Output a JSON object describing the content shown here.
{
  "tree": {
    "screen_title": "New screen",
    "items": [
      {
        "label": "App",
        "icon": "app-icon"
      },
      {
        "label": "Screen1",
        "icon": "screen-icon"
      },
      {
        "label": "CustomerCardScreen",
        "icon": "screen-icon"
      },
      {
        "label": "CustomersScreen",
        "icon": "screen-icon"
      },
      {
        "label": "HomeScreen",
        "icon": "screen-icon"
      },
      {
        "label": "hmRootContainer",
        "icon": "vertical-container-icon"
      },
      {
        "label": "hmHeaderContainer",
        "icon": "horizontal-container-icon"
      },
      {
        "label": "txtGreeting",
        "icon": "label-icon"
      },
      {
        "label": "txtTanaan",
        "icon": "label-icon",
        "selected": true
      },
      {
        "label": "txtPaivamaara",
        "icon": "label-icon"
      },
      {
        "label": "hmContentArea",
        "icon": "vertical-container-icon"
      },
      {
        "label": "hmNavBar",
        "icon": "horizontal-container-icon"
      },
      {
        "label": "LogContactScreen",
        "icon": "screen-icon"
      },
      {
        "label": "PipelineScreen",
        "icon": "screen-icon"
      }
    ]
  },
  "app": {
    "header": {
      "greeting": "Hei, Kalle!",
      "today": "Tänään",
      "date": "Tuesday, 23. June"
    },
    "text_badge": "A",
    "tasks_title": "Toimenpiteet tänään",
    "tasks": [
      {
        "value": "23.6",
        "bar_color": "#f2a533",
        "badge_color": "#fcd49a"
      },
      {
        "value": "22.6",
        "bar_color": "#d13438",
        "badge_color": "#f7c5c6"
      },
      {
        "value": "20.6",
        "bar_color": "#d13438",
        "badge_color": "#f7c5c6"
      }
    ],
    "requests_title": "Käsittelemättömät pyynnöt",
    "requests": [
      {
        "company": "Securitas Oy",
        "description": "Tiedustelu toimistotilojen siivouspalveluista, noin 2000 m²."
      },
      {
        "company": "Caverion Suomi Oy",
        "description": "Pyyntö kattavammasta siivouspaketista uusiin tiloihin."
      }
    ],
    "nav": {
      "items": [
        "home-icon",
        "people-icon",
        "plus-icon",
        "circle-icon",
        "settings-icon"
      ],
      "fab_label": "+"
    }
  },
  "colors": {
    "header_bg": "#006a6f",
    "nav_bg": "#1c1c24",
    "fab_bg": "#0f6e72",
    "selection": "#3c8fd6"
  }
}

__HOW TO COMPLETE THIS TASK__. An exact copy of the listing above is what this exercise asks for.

__EXPECTED ANSWER__.
Output a JSON object describing the content shown here.
{
  "tree": {
    "screen_title": "New screen",
    "items": [
      {
        "label": "App",
        "icon": "app-icon"
      },
      {
        "label": "Screen1",
        "icon": "screen-icon"
      },
      {
        "label": "CustomerCardScreen",
        "icon": "screen-icon"
      },
      {
        "label": "CustomersScreen",
        "icon": "screen-icon"
      },
      {
        "label": "HomeScreen",
        "icon": "screen-icon"
      },
      {
        "label": "hmRootContainer",
        "icon": "vertical-container-icon"
      },
      {
        "label": "hmHeaderContainer",
        "icon": "horizontal-container-icon"
      },
      {
        "label": "txtGreeting",
        "icon": "label-icon"
      },
      {
        "label": "txtTanaan",
        "icon": "label-icon",
        "selected": true
      },
      {
        "label": "txtPaivamaara",
        "icon": "label-icon"
      },
      {
        "label": "hmContentArea",
        "icon": "vertical-container-icon"
      },
      {
        "label": "hmNavBar",
        "icon": "horizontal-container-icon"
      },
      {
        "label": "LogContactScreen",
        "icon": "screen-icon"
      },
      {
        "label": "PipelineScreen",
        "icon": "screen-icon"
      }
    ]
  },
  "app": {
    "header": {
      "greeting": "Hei, Kalle!",
      "today": "Tänään",
      "date": "Tuesday, 23. June"
    },
    "text_badge": "A",
    "tasks_title": "Toimenpiteet tänään",
    "tasks": [
      {
        "value": "23.6",
        "bar_color": "#f2a533",
        "badge_color": "#fcd49a"
      },
      {
        "value": "22.6",
        "bar_color": "#d13438",
        "badge_color": "#f7c5c6"
      },
      {
        "value": "20.6",
        "bar_color": "#d13438",
        "badge_color": "#f7c5c6"
      }
    ],
    "requests_title": "Käsittelemättömät pyynnöt",
    "requests": [
      {
        "company": "Securitas Oy",
        "description": "Tiedustelu toimistotilojen siivouspalveluista, noin 2000 m²."
      },
      {
        "company": "Caverion Suomi Oy",
        "description": "Pyyntö kattavammasta siivouspaketista uusiin tiloihin."
      }
    ],
    "nav": {
      "items": [
        "home-icon",
        "people-icon",
        "plus-icon",
        "circle-icon",
        "settings-icon"
      ],
      "fab_label": "+"
    }
  },
  "colors": {
    "header_bg": "#006a6f",
    "nav_bg": "#1c1c24",
    "fab_bg": "#0f6e72",
    "selection": "#3c8fd6"
  }
}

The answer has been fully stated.